Also, do you have any specific advice that you could offer related to same-sex weddings, and how the wedding itself may be conducted differently, especially with respect to the traditional bridal party component? – Paul, Holtsville

Many couples seem to be in a similar predicament when it comes to receiving gifts. Because couples are now, more than ever, likely to move in together before marriage, traditional items that a guest would give on a couple's wedding day have already been purchased. All that's left for guests to give the couple is cold, hard cash, and some people may still find that distasteful. 

The big rule when it comes to asking for money is to make it seem as if you’re not, well, asking for money, and to never write it on a wedding invitation. However, there is a small loophole. Go online and make a wedding website that shares all the details of your wedding day. There is typically a section within a wedding website that shows the couple’s registry, and there you can write that you don’t need any boxed gifts. Instead, ask that your guests donate to a specific fund for the two of you, so they know that their money will be going toward something big, like a honeymoon, and not on something that will be spent frivolously.  

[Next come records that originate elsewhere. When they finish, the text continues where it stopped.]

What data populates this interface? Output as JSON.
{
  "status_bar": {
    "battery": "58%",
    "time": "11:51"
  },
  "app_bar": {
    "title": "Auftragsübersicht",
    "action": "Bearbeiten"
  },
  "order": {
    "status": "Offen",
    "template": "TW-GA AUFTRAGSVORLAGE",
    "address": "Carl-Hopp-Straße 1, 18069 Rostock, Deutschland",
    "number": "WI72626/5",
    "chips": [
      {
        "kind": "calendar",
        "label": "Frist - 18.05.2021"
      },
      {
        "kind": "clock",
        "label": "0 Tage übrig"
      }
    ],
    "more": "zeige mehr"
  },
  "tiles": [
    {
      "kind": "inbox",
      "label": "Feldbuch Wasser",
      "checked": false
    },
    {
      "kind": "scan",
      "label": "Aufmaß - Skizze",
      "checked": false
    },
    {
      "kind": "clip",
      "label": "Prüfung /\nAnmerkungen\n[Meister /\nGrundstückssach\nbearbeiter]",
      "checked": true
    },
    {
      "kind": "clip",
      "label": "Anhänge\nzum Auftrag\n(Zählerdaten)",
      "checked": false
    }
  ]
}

The key is how to graciously phrase that you have everything you’ll need in life but that their monetary gift will be going toward something meaningful. Keep in mind that some guests may still prefer purchasing you something -- so accepting the gift kindly is your best option.

As far as the traditional bridal party component in a same-sex wedding, there is very little difference. No matter what kind of wedding it is, the bridal party is a select group of people who are there for the couple and, most importantly, support them as a couple. If you’re not comfortable calling this group of people a "bridal party," the term "honor attendants" can be used instead. 

advertisement | advertise on newsday

Talk with your partner and see who you’d like to have in your group of honor attendants. Two grooms can have two best men — or two maids of honor, for that matter. Figure out who means the most to you, and be sure to include them in your wedding day. That is one tradition that will always be timeless.

If you have a wedding question, email The Wedding Helper at karen.ruffini@newsday.com and your question could be featured!